Re: effectiveness of rsync and apt
Marc Haber <email@example.com> writes:
> On Mon, 01 May 2006 09:30:55 +0200, Florian Weimer <firstname.lastname@example.org>
>>The downside is that anything that doesn't work on entire .debs is
>>very likely to change them at the byte stream level (you only need to
>>use slightly different zlib versions or parameters). This means that
>>the chain of cryptographic hashes that guard against malicious mirror
>>or network operators breaks. 8-(
> Since having cryptographic hashes is very very low on the priority
> list of the people in Power over Debian, I wouldn't care too much.
I think what he ment is the md5sum in Packages.gz and apt-get cares
about them on download only. If you put the result of patching the
debs to a new version directly into apts cache it will eat them even
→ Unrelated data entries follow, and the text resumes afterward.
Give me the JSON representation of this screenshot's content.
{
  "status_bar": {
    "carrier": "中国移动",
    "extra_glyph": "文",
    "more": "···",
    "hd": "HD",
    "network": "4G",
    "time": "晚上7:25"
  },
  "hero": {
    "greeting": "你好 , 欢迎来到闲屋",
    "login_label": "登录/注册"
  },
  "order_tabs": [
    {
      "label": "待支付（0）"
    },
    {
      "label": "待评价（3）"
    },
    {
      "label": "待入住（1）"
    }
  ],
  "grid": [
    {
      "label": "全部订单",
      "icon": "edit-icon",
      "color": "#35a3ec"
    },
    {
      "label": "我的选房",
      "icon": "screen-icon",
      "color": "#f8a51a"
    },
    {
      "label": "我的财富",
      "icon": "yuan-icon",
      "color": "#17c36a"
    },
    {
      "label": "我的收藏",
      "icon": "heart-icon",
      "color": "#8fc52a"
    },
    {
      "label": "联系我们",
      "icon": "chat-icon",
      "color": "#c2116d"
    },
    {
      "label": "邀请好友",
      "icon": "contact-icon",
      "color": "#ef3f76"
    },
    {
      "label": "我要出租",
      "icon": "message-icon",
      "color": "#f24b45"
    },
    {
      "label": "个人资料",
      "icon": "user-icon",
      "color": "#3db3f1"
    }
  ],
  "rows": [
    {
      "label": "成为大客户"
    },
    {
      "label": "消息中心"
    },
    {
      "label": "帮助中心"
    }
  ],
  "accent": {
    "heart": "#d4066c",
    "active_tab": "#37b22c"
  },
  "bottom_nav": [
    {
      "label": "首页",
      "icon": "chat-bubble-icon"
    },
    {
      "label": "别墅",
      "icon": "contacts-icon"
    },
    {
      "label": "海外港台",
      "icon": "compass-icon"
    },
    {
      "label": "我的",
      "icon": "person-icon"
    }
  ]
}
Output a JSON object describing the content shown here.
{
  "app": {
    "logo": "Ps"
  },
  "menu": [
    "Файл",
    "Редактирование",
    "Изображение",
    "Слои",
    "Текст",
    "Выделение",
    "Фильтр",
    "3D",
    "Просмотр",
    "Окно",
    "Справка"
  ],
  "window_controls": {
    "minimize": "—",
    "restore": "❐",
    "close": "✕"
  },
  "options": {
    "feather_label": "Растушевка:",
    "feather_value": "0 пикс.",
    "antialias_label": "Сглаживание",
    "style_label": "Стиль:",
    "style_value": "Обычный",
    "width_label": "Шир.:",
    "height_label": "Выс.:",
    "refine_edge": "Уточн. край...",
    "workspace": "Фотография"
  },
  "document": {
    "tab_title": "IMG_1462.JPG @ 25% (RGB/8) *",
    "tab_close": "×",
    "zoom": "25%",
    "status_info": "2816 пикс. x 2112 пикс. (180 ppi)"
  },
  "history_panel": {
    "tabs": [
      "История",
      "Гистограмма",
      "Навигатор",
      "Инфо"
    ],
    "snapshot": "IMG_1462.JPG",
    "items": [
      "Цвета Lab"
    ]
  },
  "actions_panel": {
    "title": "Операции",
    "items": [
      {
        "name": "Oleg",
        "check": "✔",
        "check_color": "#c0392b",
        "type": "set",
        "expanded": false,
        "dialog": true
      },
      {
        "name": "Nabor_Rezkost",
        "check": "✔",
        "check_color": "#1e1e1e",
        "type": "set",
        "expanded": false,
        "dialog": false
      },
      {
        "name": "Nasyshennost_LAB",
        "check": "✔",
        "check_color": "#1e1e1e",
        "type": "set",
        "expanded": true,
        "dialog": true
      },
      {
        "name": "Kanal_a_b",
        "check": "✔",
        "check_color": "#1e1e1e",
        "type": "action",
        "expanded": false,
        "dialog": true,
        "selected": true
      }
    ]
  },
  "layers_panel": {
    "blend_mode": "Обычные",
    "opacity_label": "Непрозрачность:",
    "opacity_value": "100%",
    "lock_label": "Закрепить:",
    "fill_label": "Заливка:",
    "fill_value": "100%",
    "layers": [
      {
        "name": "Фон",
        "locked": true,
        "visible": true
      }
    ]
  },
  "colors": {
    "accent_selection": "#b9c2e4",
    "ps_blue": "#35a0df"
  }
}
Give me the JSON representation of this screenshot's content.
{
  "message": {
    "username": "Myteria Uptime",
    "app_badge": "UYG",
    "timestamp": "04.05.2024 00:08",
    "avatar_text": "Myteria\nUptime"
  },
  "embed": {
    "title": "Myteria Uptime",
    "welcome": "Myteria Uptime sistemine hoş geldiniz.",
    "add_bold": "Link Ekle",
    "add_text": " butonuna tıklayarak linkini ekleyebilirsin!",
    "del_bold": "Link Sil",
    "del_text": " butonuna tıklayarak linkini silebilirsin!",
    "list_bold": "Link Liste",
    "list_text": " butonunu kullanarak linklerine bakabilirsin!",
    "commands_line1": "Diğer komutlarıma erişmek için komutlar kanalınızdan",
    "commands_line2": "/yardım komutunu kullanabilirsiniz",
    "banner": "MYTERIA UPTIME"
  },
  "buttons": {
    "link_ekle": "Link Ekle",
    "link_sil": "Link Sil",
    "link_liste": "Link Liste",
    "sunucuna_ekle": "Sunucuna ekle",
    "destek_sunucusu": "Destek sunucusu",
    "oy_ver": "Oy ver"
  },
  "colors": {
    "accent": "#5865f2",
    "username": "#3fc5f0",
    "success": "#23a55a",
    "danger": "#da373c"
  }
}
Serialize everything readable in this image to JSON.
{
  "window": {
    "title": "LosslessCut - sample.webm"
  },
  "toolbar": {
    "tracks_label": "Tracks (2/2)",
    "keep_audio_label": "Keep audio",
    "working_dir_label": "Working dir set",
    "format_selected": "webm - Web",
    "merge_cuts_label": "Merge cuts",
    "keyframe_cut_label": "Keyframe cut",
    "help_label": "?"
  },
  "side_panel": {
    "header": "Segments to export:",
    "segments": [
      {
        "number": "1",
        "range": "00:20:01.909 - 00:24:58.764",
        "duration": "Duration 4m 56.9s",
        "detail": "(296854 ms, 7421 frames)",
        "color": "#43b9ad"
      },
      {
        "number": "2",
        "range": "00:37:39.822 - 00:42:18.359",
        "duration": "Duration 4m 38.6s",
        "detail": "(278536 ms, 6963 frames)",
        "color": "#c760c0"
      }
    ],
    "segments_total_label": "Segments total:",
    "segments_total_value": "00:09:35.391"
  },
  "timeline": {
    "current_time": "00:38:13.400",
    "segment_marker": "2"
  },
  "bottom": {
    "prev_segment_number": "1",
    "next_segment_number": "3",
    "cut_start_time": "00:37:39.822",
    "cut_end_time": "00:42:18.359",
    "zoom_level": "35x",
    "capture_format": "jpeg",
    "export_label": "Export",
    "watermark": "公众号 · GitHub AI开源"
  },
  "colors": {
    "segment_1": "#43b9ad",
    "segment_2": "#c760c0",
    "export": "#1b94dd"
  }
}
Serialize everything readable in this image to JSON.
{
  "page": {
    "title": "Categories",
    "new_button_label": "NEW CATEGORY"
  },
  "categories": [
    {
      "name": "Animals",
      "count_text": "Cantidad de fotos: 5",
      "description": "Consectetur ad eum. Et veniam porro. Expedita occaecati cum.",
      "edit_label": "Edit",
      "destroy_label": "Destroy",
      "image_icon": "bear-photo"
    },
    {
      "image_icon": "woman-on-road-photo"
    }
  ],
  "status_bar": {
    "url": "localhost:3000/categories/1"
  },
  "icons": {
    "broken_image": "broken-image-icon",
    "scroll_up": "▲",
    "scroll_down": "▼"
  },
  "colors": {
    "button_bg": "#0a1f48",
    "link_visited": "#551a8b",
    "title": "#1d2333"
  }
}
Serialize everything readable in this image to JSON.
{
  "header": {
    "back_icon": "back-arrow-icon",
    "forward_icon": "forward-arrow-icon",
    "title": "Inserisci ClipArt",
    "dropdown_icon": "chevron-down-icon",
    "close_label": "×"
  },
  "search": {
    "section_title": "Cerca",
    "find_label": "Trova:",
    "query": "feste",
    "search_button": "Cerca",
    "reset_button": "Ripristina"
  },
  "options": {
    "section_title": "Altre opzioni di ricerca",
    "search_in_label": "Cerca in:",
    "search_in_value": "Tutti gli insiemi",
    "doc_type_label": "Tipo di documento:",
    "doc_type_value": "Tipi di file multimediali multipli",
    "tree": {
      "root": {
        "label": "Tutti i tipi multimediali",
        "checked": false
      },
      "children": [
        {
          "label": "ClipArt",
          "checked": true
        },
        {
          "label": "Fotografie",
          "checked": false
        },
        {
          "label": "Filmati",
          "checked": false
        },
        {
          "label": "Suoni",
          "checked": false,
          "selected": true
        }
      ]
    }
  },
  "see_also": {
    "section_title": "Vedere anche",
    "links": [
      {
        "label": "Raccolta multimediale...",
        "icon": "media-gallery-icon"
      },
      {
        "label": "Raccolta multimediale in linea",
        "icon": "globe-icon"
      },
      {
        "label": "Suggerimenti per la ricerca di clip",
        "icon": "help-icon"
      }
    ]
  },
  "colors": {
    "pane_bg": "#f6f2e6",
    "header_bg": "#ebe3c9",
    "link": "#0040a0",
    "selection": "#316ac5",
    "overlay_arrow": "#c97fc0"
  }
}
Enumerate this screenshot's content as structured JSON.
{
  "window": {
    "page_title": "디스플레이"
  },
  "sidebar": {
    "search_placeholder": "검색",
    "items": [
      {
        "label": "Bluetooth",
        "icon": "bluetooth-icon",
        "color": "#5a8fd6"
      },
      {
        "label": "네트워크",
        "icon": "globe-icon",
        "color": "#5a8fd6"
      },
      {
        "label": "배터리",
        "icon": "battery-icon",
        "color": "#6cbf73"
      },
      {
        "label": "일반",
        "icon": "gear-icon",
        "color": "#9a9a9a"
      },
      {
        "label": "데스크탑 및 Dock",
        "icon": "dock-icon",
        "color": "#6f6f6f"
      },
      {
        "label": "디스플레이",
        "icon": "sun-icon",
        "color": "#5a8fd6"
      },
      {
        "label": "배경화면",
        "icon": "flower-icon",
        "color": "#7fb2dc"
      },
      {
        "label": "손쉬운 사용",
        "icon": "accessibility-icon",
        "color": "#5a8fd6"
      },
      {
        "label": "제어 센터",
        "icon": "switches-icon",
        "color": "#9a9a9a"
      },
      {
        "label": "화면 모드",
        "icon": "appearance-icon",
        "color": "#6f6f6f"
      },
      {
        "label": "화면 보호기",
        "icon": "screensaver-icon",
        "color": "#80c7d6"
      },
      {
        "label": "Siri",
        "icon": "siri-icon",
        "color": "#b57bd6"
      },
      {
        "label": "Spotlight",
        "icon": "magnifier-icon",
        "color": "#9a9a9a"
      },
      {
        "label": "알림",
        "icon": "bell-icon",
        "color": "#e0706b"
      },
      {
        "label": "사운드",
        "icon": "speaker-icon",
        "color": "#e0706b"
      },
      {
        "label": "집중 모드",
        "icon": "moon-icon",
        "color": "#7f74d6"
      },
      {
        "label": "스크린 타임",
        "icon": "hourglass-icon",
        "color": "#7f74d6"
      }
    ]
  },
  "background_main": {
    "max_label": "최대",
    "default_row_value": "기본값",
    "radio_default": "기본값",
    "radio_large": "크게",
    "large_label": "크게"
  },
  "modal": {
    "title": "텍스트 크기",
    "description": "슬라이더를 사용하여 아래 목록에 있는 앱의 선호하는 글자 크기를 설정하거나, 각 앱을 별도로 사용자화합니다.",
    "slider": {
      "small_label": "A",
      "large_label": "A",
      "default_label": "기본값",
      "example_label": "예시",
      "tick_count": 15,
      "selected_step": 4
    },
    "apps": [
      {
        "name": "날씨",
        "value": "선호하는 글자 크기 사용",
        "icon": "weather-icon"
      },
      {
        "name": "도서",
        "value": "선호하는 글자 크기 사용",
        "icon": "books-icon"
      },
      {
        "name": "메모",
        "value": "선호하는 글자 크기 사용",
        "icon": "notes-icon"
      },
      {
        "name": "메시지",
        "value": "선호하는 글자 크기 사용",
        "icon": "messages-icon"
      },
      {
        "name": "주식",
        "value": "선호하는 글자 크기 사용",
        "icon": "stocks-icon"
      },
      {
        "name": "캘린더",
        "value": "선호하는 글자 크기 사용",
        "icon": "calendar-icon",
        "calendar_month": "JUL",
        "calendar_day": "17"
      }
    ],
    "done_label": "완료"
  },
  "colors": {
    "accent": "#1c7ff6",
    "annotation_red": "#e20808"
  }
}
with a wrong checksum.
I actualy have a little hack how one could implement patch debs now to
test this out:
1. Create an archive mirror with rsync batch files (or xdelta or
whatever) between the last and current version of each package. It
might be simplest to replace the data.tar.gz in each deb with the
rsync batch file and leave the rest of the deb as is.
2. Create Packages.gz and friends for those patch debs
3. Create an apt method "http-patch" to apt that will first check for
the old version of the package or dpkg-repack it, then forks the http
method to download the patch deb, applies the patch and returns the
deb http-patch://server/path suite dist
to sources.list _before_ the normal http url.
One drawback of this hack would be that you get an error from the
http-patch method when you don't have the previous version available
before apt-get falls back to the http url.